The stage play on which the film was based, "Outside Looking In", was much admired by Charles Chaplin, who saw it several times. On one such occasion his guest was Louise Brooks, who many years later would play the main role in the film version.

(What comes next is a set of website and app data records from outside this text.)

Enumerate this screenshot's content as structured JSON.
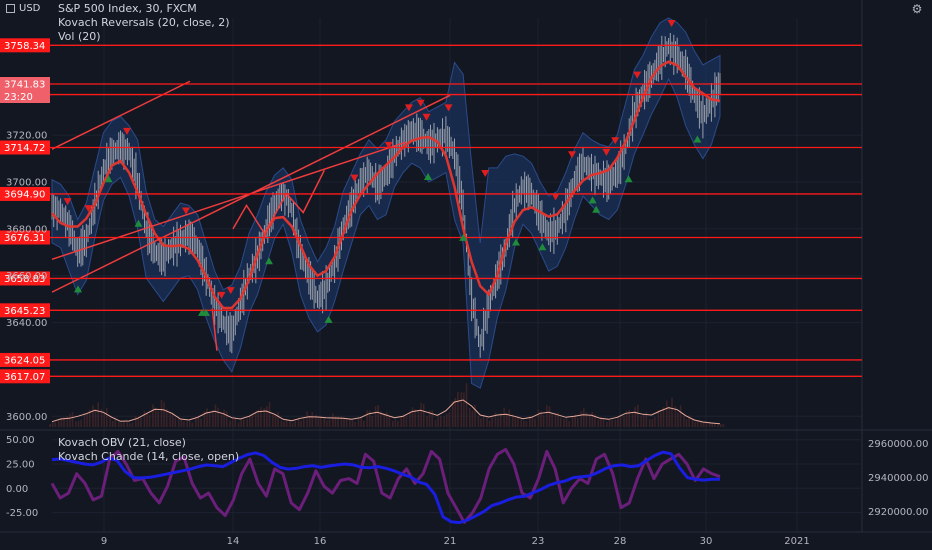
{
  "header": {
    "currency_label": "USD",
    "symbol_line": "S&P 500 Index, 30, FXCM",
    "indicator_1": "Kovach Reversals (20, close, 2)",
    "indicator_2": "Vol (20)",
    "lower_indicator_1": "Kovach OBV (21, close)",
    "lower_indicator_2": "Kovach Chande (14, close, open)"
  },
  "colors": {
    "background": "#131722",
    "grid": "#1e2230",
    "level_line": "#ff1a1a",
    "price_tag": "#ff1a1a",
    "trend_line": "#f03c3c",
    "band": "#1e3a6e",
    "candle": "#9aa0ab",
    "center_line": "#e0352f",
    "up_arrow": "#1e8c3a",
    "down_arrow": "#e01e1e",
    "volume": "#3a2226",
    "volume_ma": "#e8a898",
    "obv": "#1a1ee0",
    "chande": "#6b1f7a"
  },
  "chart_data": [
    {
      "type": "candlestick",
      "title": "S&P 500 Index, 30, FXCM",
      "y_axis_ticks": [
        "3720.00",
        "3700.00",
        "3680.00",
        "3660.00",
        "3640.00",
        "3600.00"
      ],
      "ylim": [
        3595,
        3770
      ],
      "x_tick_labels": [
        "9",
        "14",
        "16",
        "21",
        "23",
        "28",
        "30",
        "2021"
      ],
      "horizontal_levels": [
        "3758.34",
        "3741.83",
        "3737.32",
        "3714.72",
        "3694.90",
        "3676.31",
        "3658.83",
        "3645.23",
        "3624.05",
        "3617.07"
      ],
      "current_price_tag": {
        "price": "3741.83",
        "countdown": "23:20"
      },
      "trend_lines": [
        {
          "from": {
            "day": "8",
            "price": 3714
          },
          "to": {
            "day": "12",
            "price": 3743
          }
        },
        {
          "from": {
            "day": "8",
            "price": 3667
          },
          "to": {
            "day": "18",
            "price": 3717
          }
        },
        {
          "from": {
            "day": "8",
            "price": 3653
          },
          "to": {
            "day": "21",
            "price": 3737
          }
        }
      ],
      "path_close": [
        3690,
        3688,
        3682,
        3670,
        3675,
        3690,
        3705,
        3712,
        3715,
        3713,
        3700,
        3680,
        3670,
        3668,
        3672,
        3675,
        3678,
        3672,
        3660,
        3648,
        3640,
        3635,
        3648,
        3660,
        3668,
        3680,
        3690,
        3697,
        3688,
        3670,
        3660,
        3650,
        3655,
        3665,
        3680,
        3690,
        3700,
        3705,
        3698,
        3703,
        3712,
        3718,
        3722,
        3720,
        3716,
        3718,
        3720,
        3712,
        3690,
        3650,
        3630,
        3648,
        3660,
        3672,
        3690,
        3698,
        3695,
        3685,
        3678,
        3680,
        3688,
        3700,
        3708,
        3705,
        3702,
        3700,
        3704,
        3715,
        3730,
        3738,
        3745,
        3752,
        3758,
        3754,
        3748,
        3737,
        3728,
        3734,
        3742
      ],
      "path_high": [
        3695,
        3693,
        3688,
        3678,
        3685,
        3700,
        3715,
        3720,
        3722,
        3718,
        3712,
        3690,
        3678,
        3675,
        3680,
        3685,
        3684,
        3680,
        3668,
        3656,
        3648,
        3650,
        3658,
        3672,
        3680,
        3690,
        3697,
        3700,
        3695,
        3678,
        3668,
        3660,
        3666,
        3675,
        3690,
        3698,
        3706,
        3712,
        3708,
        3712,
        3720,
        3724,
        3728,
        3730,
        3724,
        3726,
        3728,
        3745,
        3740,
        3702,
        3668,
        3700,
        3700,
        3705,
        3706,
        3705,
        3702,
        3694,
        3688,
        3690,
        3698,
        3708,
        3715,
        3712,
        3710,
        3709,
        3714,
        3728,
        3742,
        3748,
        3756,
        3762,
        3764,
        3762,
        3758,
        3750,
        3744,
        3746,
        3748
      ],
      "path_low": [
        3680,
        3678,
        3668,
        3658,
        3664,
        3682,
        3698,
        3705,
        3708,
        3700,
        3686,
        3665,
        3660,
        3655,
        3660,
        3665,
        3666,
        3660,
        3648,
        3638,
        3630,
        3625,
        3635,
        3650,
        3658,
        3670,
        3682,
        3688,
        3676,
        3658,
        3648,
        3642,
        3645,
        3655,
        3668,
        3680,
        3692,
        3696,
        3690,
        3692,
        3704,
        3710,
        3714,
        3712,
        3706,
        3708,
        3710,
        3690,
        3680,
        3620,
        3618,
        3630,
        3648,
        3660,
        3678,
        3688,
        3684,
        3676,
        3668,
        3670,
        3678,
        3690,
        3700,
        3696,
        3692,
        3690,
        3694,
        3705,
        3718,
        3726,
        3735,
        3742,
        3750,
        3742,
        3730,
        3722,
        3716,
        3722,
        3734
      ],
      "buy_signals_day": [
        "8.5",
        "9.2",
        "10.5",
        "12.6",
        "12.8",
        "14.8",
        "16.2",
        "19.5",
        "21.3",
        "22.5",
        "23.2",
        "25.7",
        "25.9",
        "28.2",
        "29.8"
      ],
      "sell_signals_day": [
        "8.3",
        "8.7",
        "10.0",
        "11.9",
        "13.5",
        "13.9",
        "16.8",
        "17.6",
        "18.2",
        "19.0",
        "19.4",
        "20.9",
        "21.8",
        "23.8",
        "24.6",
        "26.6",
        "27.4",
        "28.4",
        "29.2"
      ]
    },
    {
      "type": "bar",
      "title": "Vol (20)",
      "values": [
        4,
        8,
        12,
        6,
        14,
        20,
        16,
        8,
        5,
        4,
        9,
        13,
        18,
        22,
        12,
        7,
        5,
        9,
        15,
        18,
        14,
        8,
        6,
        10,
        16,
        20,
        12,
        6,
        5,
        8,
        13,
        10,
        7,
        11,
        9,
        6,
        8,
        14,
        18,
        12,
        6,
        10,
        16,
        20,
        14,
        9,
        12,
        28,
        35,
        18,
        10,
        8,
        12,
        16,
        10,
        6,
        9,
        14,
        18,
        12,
        7,
        10,
        15,
        12,
        8,
        6,
        9,
        14,
        18,
        12,
        8,
        16,
        24,
        18,
        10,
        6,
        5,
        4,
        3
      ]
    },
    {
      "type": "line",
      "title": "Kovach OBV (21, close) / Kovach Chande (14, close, open)",
      "left_axis_ticks": [
        "50.00",
        "25.00",
        "0.00",
        "-25.00"
      ],
      "left_ylim": [
        -45,
        60
      ],
      "right_axis_ticks": [
        "2960000.00",
        "2940000.00",
        "2920000.00"
      ],
      "right_ylim": [
        2908000,
        2968000
      ],
      "series": [
        {
          "name": "Kovach OBV (21, close)",
          "axis": "right",
          "values": [
            2950500,
            2951000,
            2950000,
            2949000,
            2948000,
            2947500,
            2949000,
            2951500,
            2950000,
            2943500,
            2940000,
            2939800,
            2940200,
            2941000,
            2942000,
            2943000,
            2944000,
            2945000,
            2946500,
            2947500,
            2947000,
            2946500,
            2949000,
            2951500,
            2953500,
            2954500,
            2953000,
            2949000,
            2946000,
            2945000,
            2945500,
            2946500,
            2947000,
            2946000,
            2946800,
            2947500,
            2948000,
            2947500,
            2946000,
            2945800,
            2946500,
            2945500,
            2944000,
            2942000,
            2940500,
            2937500,
            2936000,
            2930000,
            2917000,
            2914000,
            2913500,
            2915000,
            2917500,
            2920000,
            2923500,
            2925000,
            2927000,
            2928500,
            2929000,
            2931000,
            2933000,
            2935500,
            2937000,
            2938000,
            2940000,
            2940500,
            2941000,
            2943000,
            2945500,
            2947000,
            2947500,
            2946500,
            2947000,
            2950000,
            2953000,
            2955000,
            2954000,
            2946000,
            2940000,
            2939000,
            2938500,
            2939000,
            2939000
          ]
        },
        {
          "name": "Kovach Chande (14, close, open)",
          "axis": "left",
          "values": [
            5,
            -10,
            -5,
            15,
            5,
            -12,
            -8,
            30,
            38,
            25,
            8,
            10,
            -5,
            -15,
            2,
            28,
            32,
            5,
            -10,
            -5,
            -20,
            -28,
            -12,
            15,
            30,
            5,
            -8,
            20,
            15,
            -15,
            -22,
            -5,
            18,
            2,
            -5,
            8,
            10,
            5,
            35,
            28,
            -5,
            -10,
            10,
            20,
            5,
            15,
            38,
            30,
            -5,
            -20,
            -35,
            -25,
            -10,
            20,
            35,
            40,
            25,
            -5,
            -10,
            10,
            38,
            20,
            -15,
            0,
            10,
            5,
            30,
            35,
            15,
            -20,
            -15,
            10,
            30,
            10,
            25,
            30,
            35,
            25,
            8,
            20,
            15,
            12
          ]
        }
      ]
    }
  ]
}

Thanks to a few lines of dialog being added to the music/special effects track (similar to Warners' The Jazz Singer (1927)), this was Paramount's first feature with spoken words. The studio's first all-talking feature, Interference (1928), would be released at the end of 1928. Wallace Beery's bawdy song as he walks down the street was shot post-production and became Paramount's first-ever dialogue. Neither director William A. Wellman nor producer David O. Selznick liked the idea.